-- EXERCISE OBJECTIVE --
What is the number of lines in the data that hold the string "USDT"? Reply with that number only.

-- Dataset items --
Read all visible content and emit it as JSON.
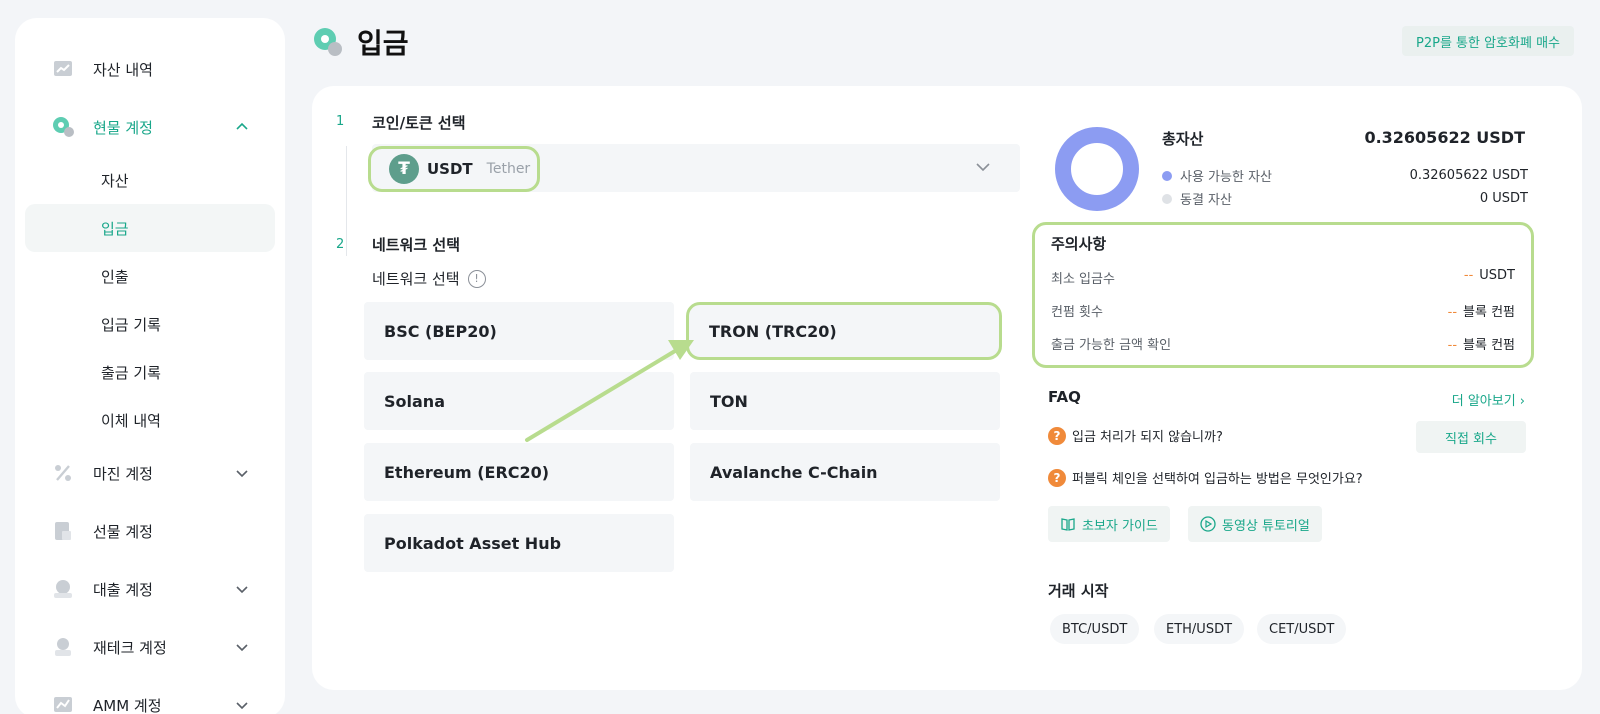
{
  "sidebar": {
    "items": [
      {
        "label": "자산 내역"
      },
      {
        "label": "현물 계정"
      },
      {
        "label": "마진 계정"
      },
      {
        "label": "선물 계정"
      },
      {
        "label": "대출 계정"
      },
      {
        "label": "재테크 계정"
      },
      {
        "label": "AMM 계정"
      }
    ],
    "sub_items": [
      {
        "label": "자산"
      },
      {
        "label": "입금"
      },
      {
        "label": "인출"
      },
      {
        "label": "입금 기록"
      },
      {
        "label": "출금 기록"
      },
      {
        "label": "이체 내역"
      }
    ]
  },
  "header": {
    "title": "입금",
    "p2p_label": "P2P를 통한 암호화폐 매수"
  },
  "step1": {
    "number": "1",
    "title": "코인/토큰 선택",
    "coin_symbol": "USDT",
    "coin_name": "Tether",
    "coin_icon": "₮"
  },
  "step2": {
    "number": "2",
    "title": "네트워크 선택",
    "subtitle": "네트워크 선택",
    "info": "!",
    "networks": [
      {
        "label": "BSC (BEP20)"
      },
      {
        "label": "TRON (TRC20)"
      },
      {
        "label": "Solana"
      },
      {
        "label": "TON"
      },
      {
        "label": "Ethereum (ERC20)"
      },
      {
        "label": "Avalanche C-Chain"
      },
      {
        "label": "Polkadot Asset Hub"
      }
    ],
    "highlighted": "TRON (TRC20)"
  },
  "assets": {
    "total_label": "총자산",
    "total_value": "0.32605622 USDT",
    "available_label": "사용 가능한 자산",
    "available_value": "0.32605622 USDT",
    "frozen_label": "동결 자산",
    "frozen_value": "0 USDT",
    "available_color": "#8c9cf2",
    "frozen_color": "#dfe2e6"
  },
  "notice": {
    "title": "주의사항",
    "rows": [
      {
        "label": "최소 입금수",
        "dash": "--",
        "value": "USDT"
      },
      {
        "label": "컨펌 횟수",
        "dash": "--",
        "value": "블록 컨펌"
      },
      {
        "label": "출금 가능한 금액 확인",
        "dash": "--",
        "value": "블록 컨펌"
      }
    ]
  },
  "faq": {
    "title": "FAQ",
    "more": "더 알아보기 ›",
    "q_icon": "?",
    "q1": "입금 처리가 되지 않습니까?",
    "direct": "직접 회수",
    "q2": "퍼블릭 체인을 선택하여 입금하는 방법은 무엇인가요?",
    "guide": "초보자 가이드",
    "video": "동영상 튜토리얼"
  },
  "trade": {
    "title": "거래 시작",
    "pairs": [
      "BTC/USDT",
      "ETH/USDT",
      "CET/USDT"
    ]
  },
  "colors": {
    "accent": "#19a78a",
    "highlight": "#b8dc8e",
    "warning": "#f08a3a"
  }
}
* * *
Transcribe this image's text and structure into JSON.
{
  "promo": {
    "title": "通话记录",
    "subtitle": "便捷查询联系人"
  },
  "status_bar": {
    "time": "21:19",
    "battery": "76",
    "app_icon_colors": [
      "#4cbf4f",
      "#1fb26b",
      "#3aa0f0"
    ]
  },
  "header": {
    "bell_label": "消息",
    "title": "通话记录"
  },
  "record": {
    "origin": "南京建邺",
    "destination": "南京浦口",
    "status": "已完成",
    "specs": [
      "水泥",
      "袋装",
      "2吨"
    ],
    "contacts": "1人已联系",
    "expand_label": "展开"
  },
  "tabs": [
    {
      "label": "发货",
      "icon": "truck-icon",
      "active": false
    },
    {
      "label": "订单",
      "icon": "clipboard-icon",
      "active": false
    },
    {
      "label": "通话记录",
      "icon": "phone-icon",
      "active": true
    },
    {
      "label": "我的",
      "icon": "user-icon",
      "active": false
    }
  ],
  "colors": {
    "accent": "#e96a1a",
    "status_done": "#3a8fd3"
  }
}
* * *
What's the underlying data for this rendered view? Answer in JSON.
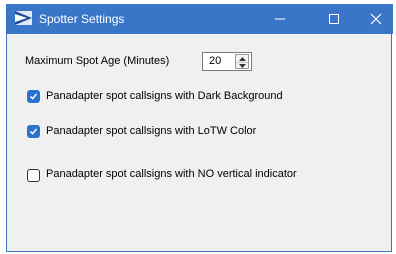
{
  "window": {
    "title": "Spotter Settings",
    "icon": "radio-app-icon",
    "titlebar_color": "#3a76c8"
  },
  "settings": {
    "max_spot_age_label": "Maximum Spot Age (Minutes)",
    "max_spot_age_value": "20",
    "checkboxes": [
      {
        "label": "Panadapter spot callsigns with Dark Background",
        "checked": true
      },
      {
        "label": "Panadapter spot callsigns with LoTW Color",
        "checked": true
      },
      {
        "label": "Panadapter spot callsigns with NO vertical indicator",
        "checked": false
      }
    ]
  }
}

-- WORKED SOLUTION --
8